What you need to do.
Return all the lines below, exactly as they read.

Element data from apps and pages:
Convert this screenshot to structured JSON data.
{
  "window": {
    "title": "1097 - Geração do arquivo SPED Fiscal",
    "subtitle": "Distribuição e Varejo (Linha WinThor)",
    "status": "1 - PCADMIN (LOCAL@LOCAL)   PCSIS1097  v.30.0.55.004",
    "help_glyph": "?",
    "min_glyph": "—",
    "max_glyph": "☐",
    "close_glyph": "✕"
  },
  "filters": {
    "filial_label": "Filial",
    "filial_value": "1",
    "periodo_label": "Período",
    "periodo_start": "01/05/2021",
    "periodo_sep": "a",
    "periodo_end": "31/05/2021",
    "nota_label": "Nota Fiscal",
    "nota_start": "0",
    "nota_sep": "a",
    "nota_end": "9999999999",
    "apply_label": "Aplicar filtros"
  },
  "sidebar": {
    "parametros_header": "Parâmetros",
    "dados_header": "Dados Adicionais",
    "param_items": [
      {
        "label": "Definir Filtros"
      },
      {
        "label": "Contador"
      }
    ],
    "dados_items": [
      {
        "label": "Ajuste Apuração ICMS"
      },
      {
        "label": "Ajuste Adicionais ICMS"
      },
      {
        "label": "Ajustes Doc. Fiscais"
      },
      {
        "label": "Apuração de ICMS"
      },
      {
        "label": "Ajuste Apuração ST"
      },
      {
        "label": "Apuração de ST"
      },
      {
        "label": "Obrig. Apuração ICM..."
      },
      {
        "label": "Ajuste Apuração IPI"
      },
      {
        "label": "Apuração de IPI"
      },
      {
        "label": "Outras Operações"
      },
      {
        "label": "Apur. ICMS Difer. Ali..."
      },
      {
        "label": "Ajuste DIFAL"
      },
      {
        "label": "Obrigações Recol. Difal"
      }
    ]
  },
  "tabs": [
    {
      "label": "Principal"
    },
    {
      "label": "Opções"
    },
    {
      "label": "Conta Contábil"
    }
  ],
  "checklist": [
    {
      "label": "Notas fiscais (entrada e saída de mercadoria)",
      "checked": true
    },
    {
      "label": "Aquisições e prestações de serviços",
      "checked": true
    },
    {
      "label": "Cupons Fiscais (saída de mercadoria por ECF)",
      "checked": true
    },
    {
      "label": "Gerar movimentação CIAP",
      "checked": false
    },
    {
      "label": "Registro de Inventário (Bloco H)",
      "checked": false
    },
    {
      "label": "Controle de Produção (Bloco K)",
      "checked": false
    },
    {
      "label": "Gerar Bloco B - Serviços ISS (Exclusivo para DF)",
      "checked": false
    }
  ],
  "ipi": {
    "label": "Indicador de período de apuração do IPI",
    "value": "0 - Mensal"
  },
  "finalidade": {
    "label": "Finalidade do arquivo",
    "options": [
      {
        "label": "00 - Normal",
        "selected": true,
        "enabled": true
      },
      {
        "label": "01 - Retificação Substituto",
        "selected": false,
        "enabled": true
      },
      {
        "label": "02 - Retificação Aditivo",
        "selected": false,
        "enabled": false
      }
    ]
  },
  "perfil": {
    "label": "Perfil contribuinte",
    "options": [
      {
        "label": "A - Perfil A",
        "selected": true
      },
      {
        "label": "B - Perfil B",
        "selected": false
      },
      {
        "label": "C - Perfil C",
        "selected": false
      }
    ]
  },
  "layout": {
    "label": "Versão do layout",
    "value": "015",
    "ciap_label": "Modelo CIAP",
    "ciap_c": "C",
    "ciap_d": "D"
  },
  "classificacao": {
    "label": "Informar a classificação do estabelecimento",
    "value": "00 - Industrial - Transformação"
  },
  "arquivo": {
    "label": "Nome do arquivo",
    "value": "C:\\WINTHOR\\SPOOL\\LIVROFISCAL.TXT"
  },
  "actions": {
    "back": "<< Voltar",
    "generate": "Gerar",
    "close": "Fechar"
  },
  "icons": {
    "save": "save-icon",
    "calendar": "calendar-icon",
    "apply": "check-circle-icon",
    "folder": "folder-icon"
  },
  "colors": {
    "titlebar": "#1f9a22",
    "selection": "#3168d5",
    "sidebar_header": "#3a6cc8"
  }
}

Solution.
Convert this screenshot to structured JSON data.
{
  "window": {
    "title": "1097 - Geração do arquivo SPED Fiscal",
    "subtitle": "Distribuição e Varejo (Linha WinThor)",
    "status": "1 - PCADMIN (LOCAL@LOCAL)   PCSIS1097  v.30.0.55.004",
    "help_glyph": "?",
    "min_glyph": "—",
    "max_glyph": "☐",
    "close_glyph": "✕"
  },
  "filters": {
    "filial_label": "Filial",
    "filial_value": "1",
    "periodo_label": "Período",
    "periodo_start": "01/05/2021",
    "periodo_sep": "a",
    "periodo_end": "31/05/2021",
    "nota_label": "Nota Fiscal",
    "nota_start": "0",
    "nota_sep": "a",
    "nota_end": "9999999999",
    "apply_label": "Aplicar filtros"
  },
  "sidebar": {
    "parametros_header": "Parâmetros",
    "dados_header": "Dados Adicionais",
    "param_items": [
      {
        "label": "Definir Filtros"
      },
      {
        "label": "Contador"
      }
    ],
    "dados_items": [
      {
        "label": "Ajuste Apuração ICMS"
      },
      {
        "label": "Ajuste Adicionais ICMS"
      },
      {
        "label": "Ajustes Doc. Fiscais"
      },
      {
        "label": "Apuração de ICMS"
      },
      {
        "label": "Ajuste Apuração ST"
      },
      {
        "label": "Apuração de ST"
      },
      {
        "label": "Obrig. Apuração ICM..."
      },
      {
        "label": "Ajuste Apuração IPI"
      },
      {
        "label": "Apuração de IPI"
      },
      {
        "label": "Outras Operações"
      },
      {
        "label": "Apur. ICMS Difer. Ali..."
      },
      {
        "label": "Ajuste DIFAL"
      },
      {
        "label": "Obrigações Recol. Difal"
      }
    ]
  },
  "tabs": [
    {
      "label": "Principal"
    },
    {
      "label": "Opções"
    },
    {
      "label": "Conta Contábil"
    }
  ],
  "checklist": [
    {
      "label": "Notas fiscais (entrada e saída de mercadoria)",
      "checked": true
    },
    {
      "label": "Aquisições e prestações de serviços",
      "checked": true
    },
    {
      "label": "Cupons Fiscais (saída de mercadoria por ECF)",
      "checked": true
    },
    {
      "label": "Gerar movimentação CIAP",
      "checked": false
    },
    {
      "label": "Registro de Inventário (Bloco H)",
      "checked": false
    },
    {
      "label": "Controle de Produção (Bloco K)",
      "checked": false
    },
    {
      "label": "Gerar Bloco B - Serviços ISS (Exclusivo para DF)",
      "checked": false
    }
  ],
  "ipi": {
    "label": "Indicador de período de apuração do IPI",
    "value": "0 - Mensal"
  },
  "finalidade": {
    "label": "Finalidade do arquivo",
    "options": [
      {
        "label": "00 - Normal",
        "selected": true,
        "enabled": true
      },
      {
        "label": "01 - Retificação Substituto",
        "selected": false,
        "enabled": true
      },
      {
        "label": "02 - Retificação Aditivo",
        "selected": false,
        "enabled": false
      }
    ]
  },
  "perfil": {
    "label": "Perfil contribuinte",
    "options": [
      {
        "label": "A - Perfil A",
        "selected": true
      },
      {
        "label": "B - Perfil B",
        "selected": false
      },
      {
        "label": "C - Perfil C",
        "selected": false
      }
    ]
  },
  "layout": {
    "label": "Versão do layout",
    "value": "015",
    "ciap_label": "Modelo CIAP",
    "ciap_c": "C",
    "ciap_d": "D"
  },
  "classificacao": {
    "label": "Informar a classificação do estabelecimento",
    "value": "00 - Industrial - Transformação"
  },
  "arquivo": {
    "label": "Nome do arquivo",
    "value": "C:\\WINTHOR\\SPOOL\\LIVROFISCAL.TXT"
  },
  "actions": {
    "back": "<< Voltar",
    "generate": "Gerar",
    "close": "Fechar"
  },
  "icons": {
    "save": "save-icon",
    "calendar": "calendar-icon",
    "apply": "check-circle-icon",
    "folder": "folder-icon"
  },
  "colors": {
    "titlebar": "#1f9a22",
    "selection": "#3168d5",
    "sidebar_header": "#3a6cc8"
  }
}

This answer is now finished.